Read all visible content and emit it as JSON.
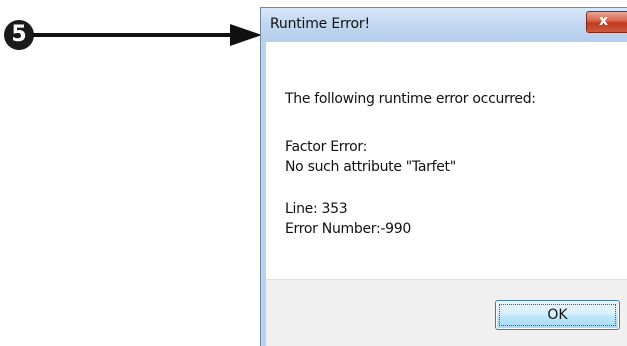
{
  "callout": {
    "number": "5"
  },
  "dialog": {
    "title": "Runtime Error!",
    "close_label": "x",
    "message_intro": "The following runtime error occurred:",
    "error_type": "Factor Error:",
    "error_detail": "No such attribute \"Tarfet\"",
    "line": "Line: 353",
    "error_number": "Error Number:-990",
    "ok_label": "OK"
  },
  "colors": {
    "titlebar": "#c3d8f1",
    "close_button": "#c0391f",
    "ok_button_border": "#3c7fb1",
    "footer": "#f0f0f0"
  },
  "icons": {
    "arrow": "arrow-right-icon",
    "close": "close-icon"
  }
}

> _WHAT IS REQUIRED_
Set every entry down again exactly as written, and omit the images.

> _RESULT OF THE EXERCISE_
Read all visible content and emit it as JSON.
{
  "callout": {
    "number": "5"
  },
  "dialog": {
    "title": "Runtime Error!",
    "close_label": "x",
    "message_intro": "The following runtime error occurred:",
    "error_type": "Factor Error:",
    "error_detail": "No such attribute \"Tarfet\"",
    "line": "Line: 353",
    "error_number": "Error Number:-990",
    "ok_label": "OK"
  },
  "colors": {
    "titlebar": "#c3d8f1",
    "close_button": "#c0391f",
    "ok_button_border": "#3c7fb1",
    "footer": "#f0f0f0"
  },
  "icons": {
    "arrow": "arrow-right-icon",
    "close": "close-icon"
  }
}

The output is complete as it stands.